Catch you soon.


The Loving the Music mini-features are written and compiled by me to support Loving the Music’s Facebook page and group. Join the community for regular themed three-part posts that do do more than just share a song.

The Author owns no copyright on the images or videos in this article. All images and links sourced from YouTube and Google and within the public domain.

Words © Andrew Knapp 2021

Published by Loving the Music

I am a music-lover who has been fortunate enough to live through six-decades of ever-changing musical styles and genres. Loving the Music is my eclectic collection of regular music-related mini-features and whatever else tickles my musical fancy. You can also find me on the Loving the Music Facebook group and page. Happy listening - Andrew Knapp

Leave a Reply

Fill in your details below or click an icon to log in:

WordPress.com Logo

You are commenting using your WordPress.com account. Log Out /  Change )

Google photo

You are commenting using your Google account. Log Out /  Change )

Twitter picture

You are commenting using your Twitter account. Log Out /  Change )

Facebook photo

You are commenting using your Facebook account.

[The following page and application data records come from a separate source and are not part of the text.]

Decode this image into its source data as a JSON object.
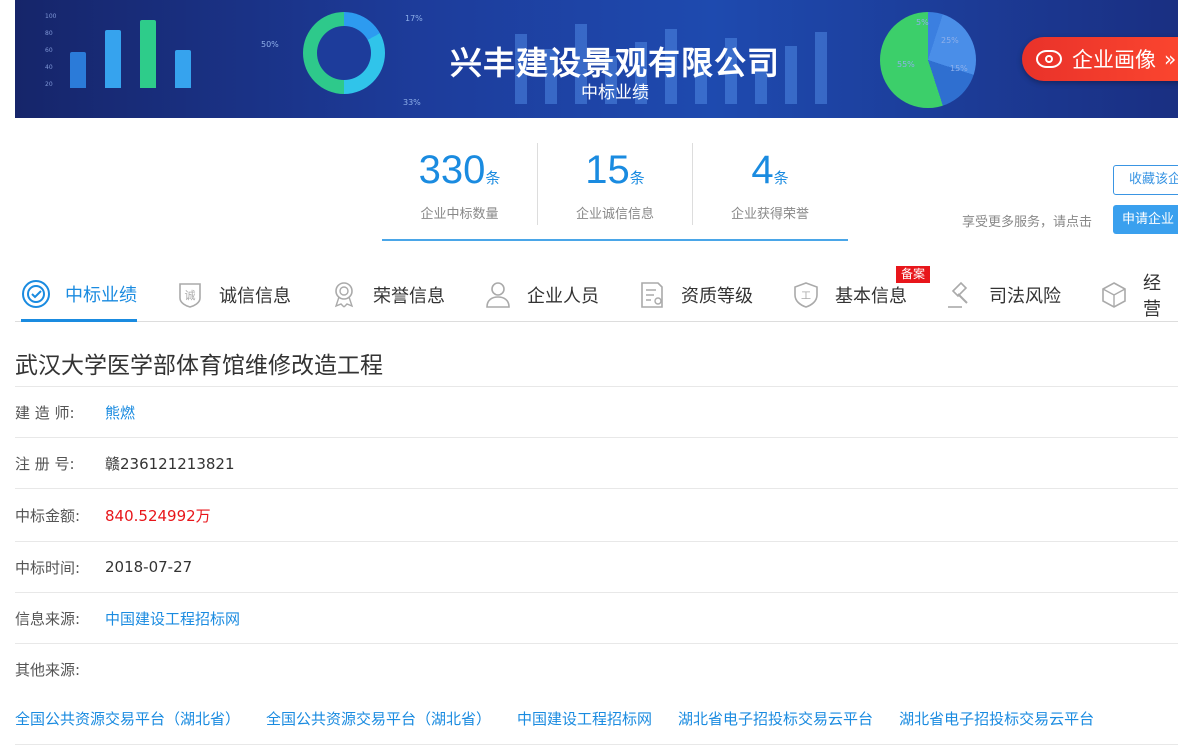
{
  "banner": {
    "company_name": "兴丰建设景观有限公司",
    "subtitle": "中标业绩",
    "portrait_button": "企业画像",
    "portrait_arrows": "»",
    "donut_labels": [
      "17%",
      "50%",
      "33%"
    ],
    "pie_labels": [
      "5%",
      "25%",
      "15%",
      "55%"
    ]
  },
  "stats": [
    {
      "value": "330",
      "unit": "条",
      "label": "企业中标数量"
    },
    {
      "value": "15",
      "unit": "条",
      "label": "企业诚信信息"
    },
    {
      "value": "4",
      "unit": "条",
      "label": "企业获得荣誉"
    }
  ],
  "side": {
    "favorite_button": "收藏该企",
    "more_services_text": "享受更多服务，请点击",
    "apply_button": "申请企业"
  },
  "tabs": [
    {
      "label": "中标业绩",
      "icon": "target-icon",
      "active": true
    },
    {
      "label": "诚信信息",
      "icon": "shield-integrity-icon"
    },
    {
      "label": "荣誉信息",
      "icon": "medal-icon"
    },
    {
      "label": "企业人员",
      "icon": "user-icon"
    },
    {
      "label": "资质等级",
      "icon": "certificate-icon"
    },
    {
      "label": "基本信息",
      "icon": "badge-icon"
    },
    {
      "label": "司法风险",
      "icon": "gavel-icon"
    },
    {
      "label": "经营",
      "icon": "cube-icon"
    }
  ],
  "tab_badge": "备案",
  "detail": {
    "title": "武汉大学医学部体育馆维修改造工程",
    "fields": [
      {
        "key": "建 造 师:",
        "value": "熊燃"
      },
      {
        "key": "注 册 号:",
        "value": "赣236121213821"
      },
      {
        "key": "中标金额:",
        "value": "840.524992万"
      },
      {
        "key": "中标时间:",
        "value": "2018-07-27"
      },
      {
        "key": "信息来源:",
        "value": "中国建设工程招标网"
      },
      {
        "key": "其他来源:",
        "value": ""
      }
    ],
    "other_sources": [
      "全国公共资源交易平台（湖北省）",
      "全国公共资源交易平台（湖北省）",
      "中国建设工程招标网",
      "湖北省电子招投标交易云平台",
      "湖北省电子招投标交易云平台"
    ]
  },
  "colors": {
    "accent": "#1a8be0",
    "money": "#e8161b",
    "banner": "#1d3c9b",
    "portrait": "#f03a2c"
  }
}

Log Out /  Change )

Connecting to %s

%d bloggers like this: